Below are the essential parts of configurations for both server and client projects.

8.1. gRPC Server Project

  • Add eureka starter as dependency of your server project together with generated classes from proto files:

build.gradle
 dependencies {
     compile('org.springframework.cloud:spring-cloud-starter-eureka')
     compile project(":yourProject-api")
 }
  • Configure gRPC server to register itself with Eureka.

    bootstrap.yaml
    spring:
        application:
            name: my-service-name (1)
    1. Eureka’s ServiceId by default is the spring application name, provide it before the service registers itself with Eureka.

    application.yaml
    grpc:
        port: 6565 (1)
    eureka:
        instance:
            nonSecurePort: ${grpc.port} (2)
        client:
            serviceUrl:
                defaultZone: http://${eureka.host:localhost}:${eureka.port:8761}/eureka/ (3)
    1. Specify the port number the gRPC is listening on.

    2. Register the eureka service port to be the same as grpc.port so client will know where to send the requests to.

    3. Specify the registry URL, so the service will register itself with.

  • Expose the gRPC service as part of Spring Boot Application.

    EurekaGrpcServiceApp.java
     @SpringBootApplication
     @EnableEurekaClient
     public class EurekaGrpcServiceApp {
    
         @GRpcService
         public static class GreeterService extends GreeterGrpc.GreeterImplBase {
             @Override
             public void sayHello(GreeterOuterClass.HelloRequest request, StreamObserver<GreeterOuterClass.HelloReply> responseObserver) {
    
             }
         }
    
         public static void main(String[] args) {
             SpringApplication.run(DemoApp.class,args);
         }
     }

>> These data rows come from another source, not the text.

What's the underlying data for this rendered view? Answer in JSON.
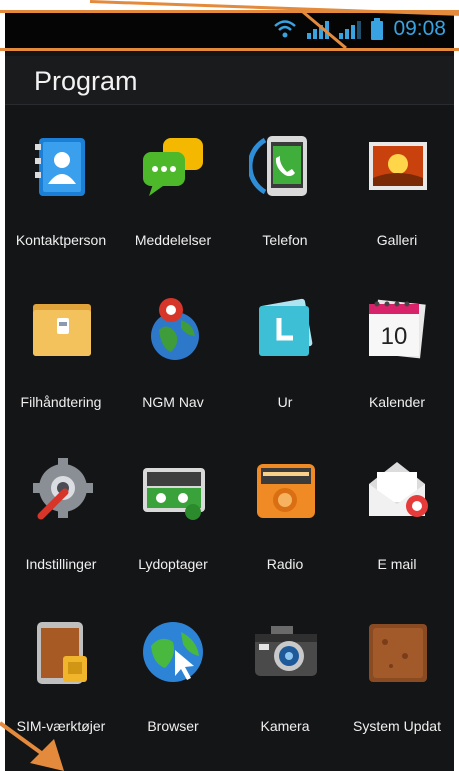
{
  "status": {
    "time": "09:08"
  },
  "header": {
    "title": "Program"
  },
  "apps": [
    {
      "label": "Kontaktperson",
      "icon": "contacts-icon"
    },
    {
      "label": "Meddelelser",
      "icon": "messages-icon"
    },
    {
      "label": "Telefon",
      "icon": "phone-icon"
    },
    {
      "label": "Galleri",
      "icon": "gallery-icon"
    },
    {
      "label": "Filhåndtering",
      "icon": "folder-icon"
    },
    {
      "label": "NGM Nav",
      "icon": "globe-nav-icon"
    },
    {
      "label": "Ur",
      "icon": "clock-icon"
    },
    {
      "label": "Kalender",
      "icon": "calendar-icon",
      "badge": "10"
    },
    {
      "label": "Indstillinger",
      "icon": "settings-icon"
    },
    {
      "label": "Lydoptager",
      "icon": "recorder-icon"
    },
    {
      "label": "Radio",
      "icon": "radio-icon"
    },
    {
      "label": "E mail",
      "icon": "email-icon"
    },
    {
      "label": "SIM-værktøjer",
      "icon": "sim-tools-icon"
    },
    {
      "label": "Browser",
      "icon": "browser-icon"
    },
    {
      "label": "Kamera",
      "icon": "camera-icon"
    },
    {
      "label": "System Updat",
      "icon": "system-update-icon"
    }
  ],
  "colors": {
    "accent_blue": "#39a2e0",
    "annotation_orange": "#e48a3c",
    "background": "#141517"
  }
}
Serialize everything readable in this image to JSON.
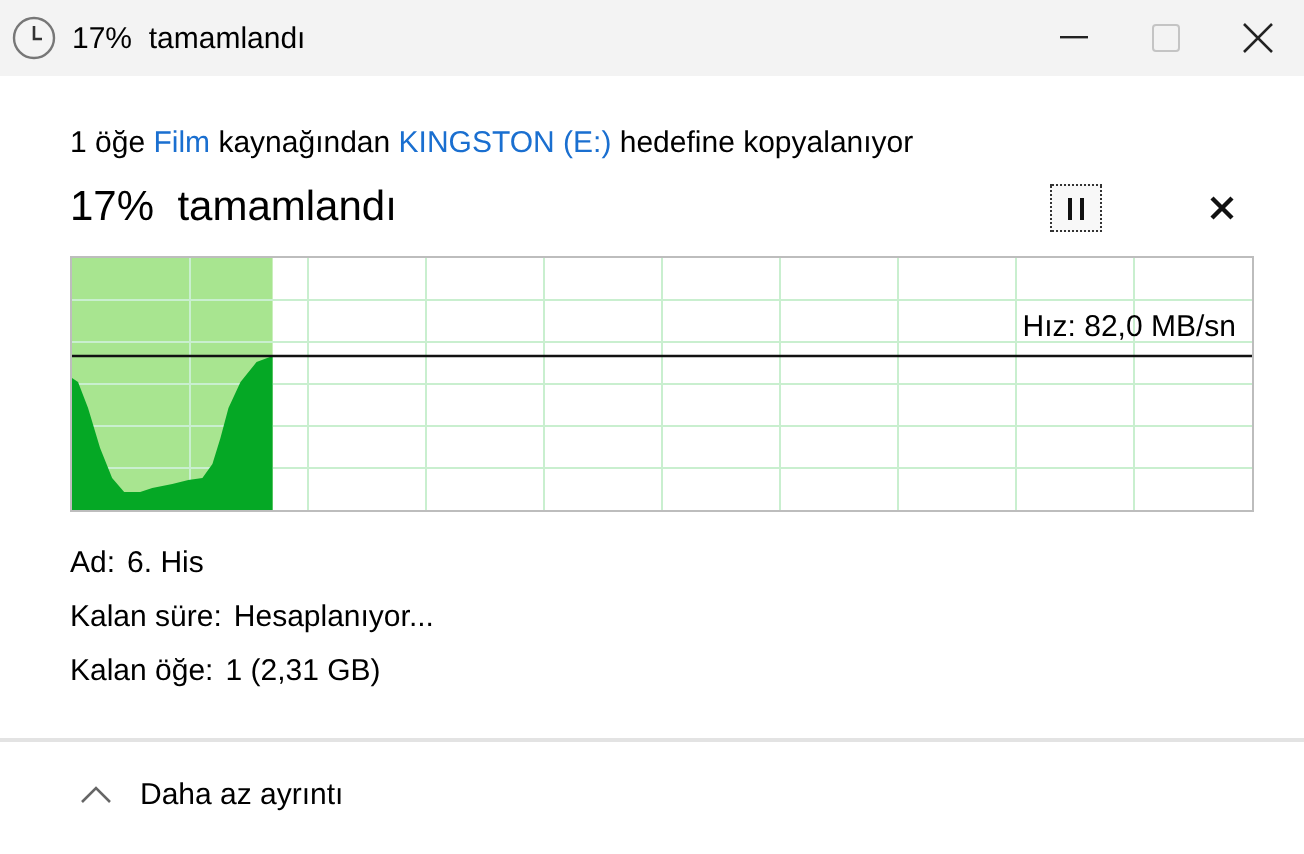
{
  "window": {
    "title": "17%  tamamlandı",
    "controls": [
      {
        "kind": "minimize",
        "disabled": false
      },
      {
        "kind": "maximize",
        "disabled": true
      },
      {
        "kind": "close",
        "disabled": false
      }
    ]
  },
  "summary": [
    {
      "kind": "text",
      "text": "1 öğe "
    },
    {
      "kind": "link",
      "text": "Film"
    },
    {
      "kind": "text",
      "text": " kaynağından "
    },
    {
      "kind": "link",
      "text": "KINGSTON (E:)"
    },
    {
      "kind": "text",
      "text": " hedefine kopyalanıyor"
    }
  ],
  "progress": {
    "heading": "17%  tamamlandı",
    "level": 0.17,
    "speed": "Hız: 82,0 MB/sn"
  },
  "details": [
    {
      "label": "Ad:",
      "value": "6. His"
    },
    {
      "label": "Kalan süre:",
      "value": "Hesaplanıyor..."
    },
    {
      "label": "Kalan öğe:",
      "value": "1 (2,31 GB)"
    }
  ],
  "footer": {
    "toggle": "Daha az ayrıntı"
  }
}
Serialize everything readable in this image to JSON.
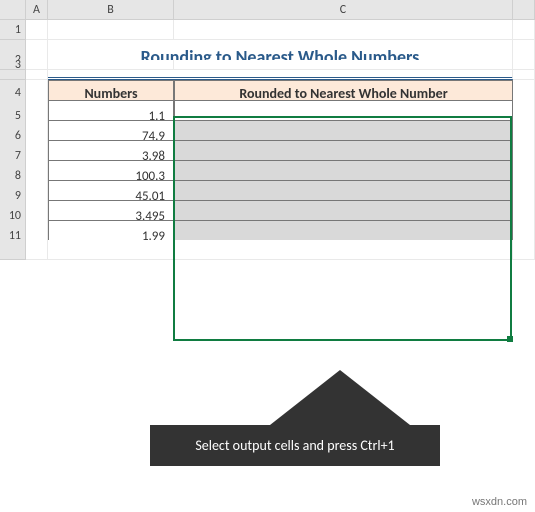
{
  "columns": [
    "A",
    "B",
    "C"
  ],
  "rows": [
    1,
    2,
    3,
    4,
    5,
    6,
    7,
    8,
    9,
    10,
    11
  ],
  "title": "Rounding to Nearest Whole Numbers",
  "headers": {
    "numbers": "Numbers",
    "rounded": "Rounded to Nearest Whole Number"
  },
  "values": [
    "1.1",
    "74.9",
    "3.98",
    "100.3",
    "45.01",
    "3.495",
    "1.99"
  ],
  "callout": "Select output cells and press Ctrl+1",
  "watermark": "wsxdn.com",
  "chart_data": {
    "type": "table",
    "title": "Rounding to Nearest Whole Numbers",
    "columns": [
      "Numbers",
      "Rounded to Nearest Whole Number"
    ],
    "rows": [
      [
        1.1,
        null
      ],
      [
        74.9,
        null
      ],
      [
        3.98,
        null
      ],
      [
        100.3,
        null
      ],
      [
        45.01,
        null
      ],
      [
        3.495,
        null
      ],
      [
        1.99,
        null
      ]
    ]
  }
}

8.2. gRPC Client Project

  • Add eureka starter as dependency of your client project together with generated classes from proto files:

build.gradle
 dependencies {
     compile('org.springframework.cloud:spring-cloud-starter-eureka')
     compile project(":yourProject-api")
 }
  • Configure client to find the eureka service registry:

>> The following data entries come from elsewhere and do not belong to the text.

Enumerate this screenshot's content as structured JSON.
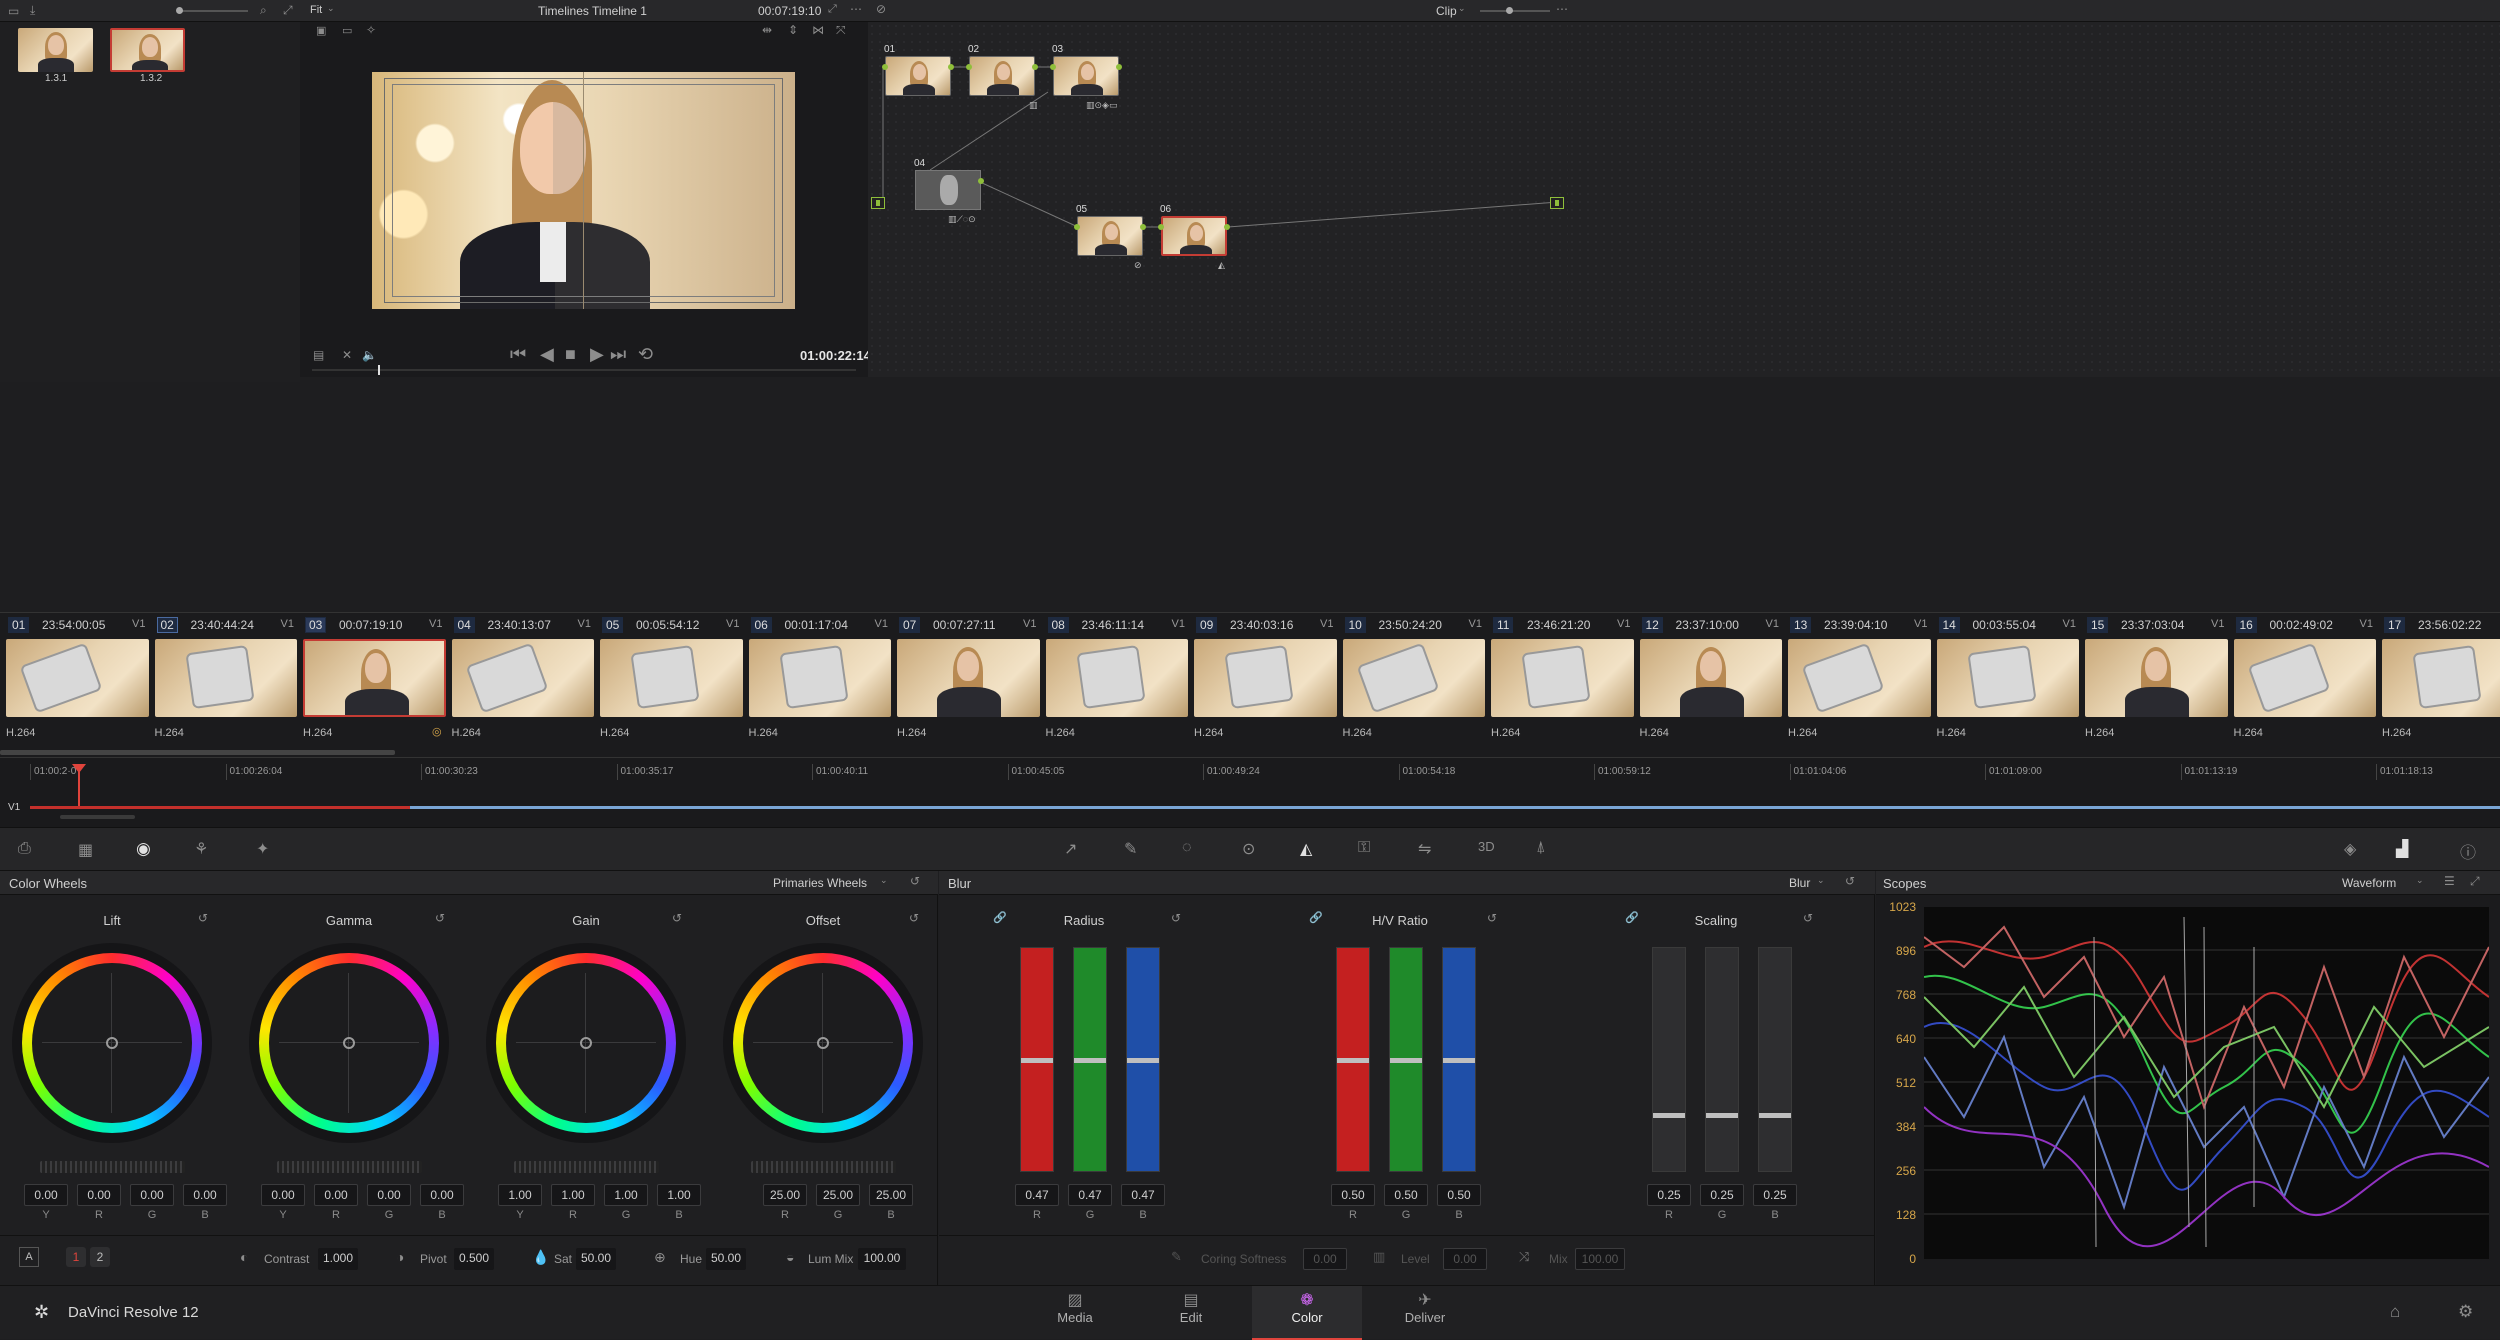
{
  "top_left": {
    "zoom_icon": "search-icon",
    "thumbs": [
      {
        "label": "1.3.1"
      },
      {
        "label": "1.3.2"
      }
    ]
  },
  "viewer": {
    "fit_label": "Fit",
    "timeline_title": "Timelines Timeline 1",
    "timecode_top": "00:07:19:10",
    "timecode": "01:00:22:14"
  },
  "node_editor": {
    "mode_label": "Clip",
    "nodes": [
      {
        "id": "01"
      },
      {
        "id": "02"
      },
      {
        "id": "03"
      },
      {
        "id": "04"
      },
      {
        "id": "05"
      },
      {
        "id": "06"
      }
    ]
  },
  "clips": [
    {
      "num": "01",
      "tc": "23:54:00:05",
      "track": "V1",
      "codec": "H.264"
    },
    {
      "num": "02",
      "tc": "23:40:44:24",
      "track": "V1",
      "codec": "H.264"
    },
    {
      "num": "03",
      "tc": "00:07:19:10",
      "track": "V1",
      "codec": "H.264"
    },
    {
      "num": "04",
      "tc": "23:40:13:07",
      "track": "V1",
      "codec": "H.264"
    },
    {
      "num": "05",
      "tc": "00:05:54:12",
      "track": "V1",
      "codec": "H.264"
    },
    {
      "num": "06",
      "tc": "00:01:17:04",
      "track": "V1",
      "codec": "H.264"
    },
    {
      "num": "07",
      "tc": "00:07:27:11",
      "track": "V1",
      "codec": "H.264"
    },
    {
      "num": "08",
      "tc": "23:46:11:14",
      "track": "V1",
      "codec": "H.264"
    },
    {
      "num": "09",
      "tc": "23:40:03:16",
      "track": "V1",
      "codec": "H.264"
    },
    {
      "num": "10",
      "tc": "23:50:24:20",
      "track": "V1",
      "codec": "H.264"
    },
    {
      "num": "11",
      "tc": "23:46:21:20",
      "track": "V1",
      "codec": "H.264"
    },
    {
      "num": "12",
      "tc": "23:37:10:00",
      "track": "V1",
      "codec": "H.264"
    },
    {
      "num": "13",
      "tc": "23:39:04:10",
      "track": "V1",
      "codec": "H.264"
    },
    {
      "num": "14",
      "tc": "00:03:55:04",
      "track": "V1",
      "codec": "H.264"
    },
    {
      "num": "15",
      "tc": "23:37:03:04",
      "track": "V1",
      "codec": "H.264"
    },
    {
      "num": "16",
      "tc": "00:02:49:02",
      "track": "V1",
      "codec": "H.264"
    },
    {
      "num": "17",
      "tc": "23:56:02:22",
      "track": "",
      "codec": "H.264"
    }
  ],
  "ruler": {
    "track": "V1",
    "ticks": [
      "01:00:2·0",
      "01:00:26:04",
      "01:00:30:23",
      "01:00:35:17",
      "01:00:40:11",
      "01:00:45:05",
      "01:00:49:24",
      "01:00:54:18",
      "01:00:59:12",
      "01:01:04:06",
      "01:01:09:00",
      "01:01:13:19",
      "01:01:18:13"
    ]
  },
  "color_wheels": {
    "title": "Color Wheels",
    "mode": "Primaries Wheels",
    "wheels": [
      {
        "name": "Lift",
        "values": [
          "0.00",
          "0.00",
          "0.00",
          "0.00"
        ],
        "labels": [
          "Y",
          "R",
          "G",
          "B"
        ]
      },
      {
        "name": "Gamma",
        "values": [
          "0.00",
          "0.00",
          "0.00",
          "0.00"
        ],
        "labels": [
          "Y",
          "R",
          "G",
          "B"
        ]
      },
      {
        "name": "Gain",
        "values": [
          "1.00",
          "1.00",
          "1.00",
          "1.00"
        ],
        "labels": [
          "Y",
          "R",
          "G",
          "B"
        ]
      },
      {
        "name": "Offset",
        "values": [
          "25.00",
          "25.00",
          "25.00"
        ],
        "labels": [
          "R",
          "G",
          "B"
        ]
      }
    ],
    "bottom": {
      "a_label": "A",
      "page1": "1",
      "page2": "2",
      "contrast_label": "Contrast",
      "contrast": "1.000",
      "pivot_label": "Pivot",
      "pivot": "0.500",
      "sat_label": "Sat",
      "sat": "50.00",
      "hue_label": "Hue",
      "hue": "50.00",
      "lummix_label": "Lum Mix",
      "lummix": "100.00"
    }
  },
  "blur": {
    "title": "Blur",
    "mode": "Blur",
    "groups": [
      {
        "name": "Radius",
        "values": [
          "0.47",
          "0.47",
          "0.47"
        ],
        "labels": [
          "R",
          "G",
          "B"
        ],
        "level": 0.5
      },
      {
        "name": "H/V Ratio",
        "values": [
          "0.50",
          "0.50",
          "0.50"
        ],
        "labels": [
          "R",
          "G",
          "B"
        ],
        "level": 0.5
      },
      {
        "name": "Scaling",
        "values": [
          "0.25",
          "0.25",
          "0.25"
        ],
        "labels": [
          "R",
          "G",
          "B"
        ],
        "level": 0.25
      }
    ],
    "bottom": {
      "coring_label": "Coring Softness",
      "coring": "0.00",
      "level_label": "Level",
      "level": "0.00",
      "mix_label": "Mix",
      "mix": "100.00"
    }
  },
  "scopes": {
    "title": "Scopes",
    "mode": "Waveform",
    "y_ticks": [
      "1023",
      "896",
      "768",
      "640",
      "512",
      "384",
      "256",
      "128",
      "0"
    ]
  },
  "footer": {
    "app_name": "DaVinci Resolve 12",
    "tabs": [
      "Media",
      "Edit",
      "Color",
      "Deliver"
    ],
    "active": "Color"
  },
  "colors": {
    "accent_red": "#e0443c",
    "node_green": "#8fbf3a",
    "timecode_orange": "#d6a64a"
  }
}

application.yaml
eureka:
  client:
    register-with-eureka: false (1)
    service-url:
      defaultZone: http://${eureka.host:localhost}:${eureka.port:8761}/eureka/ (2)
  1. false if this project is not meant to act as a service to another client.

  2. Specify the registry URL, so this client will know where to look up the required service.

GreeterServiceConsumerApplication.java
@EnableEurekaClient
@SpringBootApplication
public class GreeterServiceConsumerApplication {
 public static void main(String[] args) {
   SpringApplication.run(GreeterServiceConsumerApplication.class, args);
 }
}
  • Use EurekaClient to get the coordinates of gRPC service instance from Eureka and consume the service :

GreeterServiceConsumer.java
@EnableEurekaClient
@Component
public class GreeterServiceConsumer {
    @Autowired
    private EurekaClient client;

    public void greet(String name) {
        final InstanceInfo instanceInfo = client.getNextServerFromEureka("my-service-name", false);(1)
        final ManagedChannel channel = ManagedChannelBuilder.forAddress(instanceInfo.getIPAddr(), instanceInfo.getPort())
                .usePlaintext()
                .build(); (2)
        final GreeterServiceGrpc.GreeterServiceFutureStub stub = GreeterServiceGrpc.newFutureStub(channel); (3)
        stub.greet(name); (4)

    }
}
  1. Get the information about the my-service-name instance.

  2. Build channel accordingly.

  3. Create stub using the channel.

  4. Invoke the service.

9. License

Apache 2.0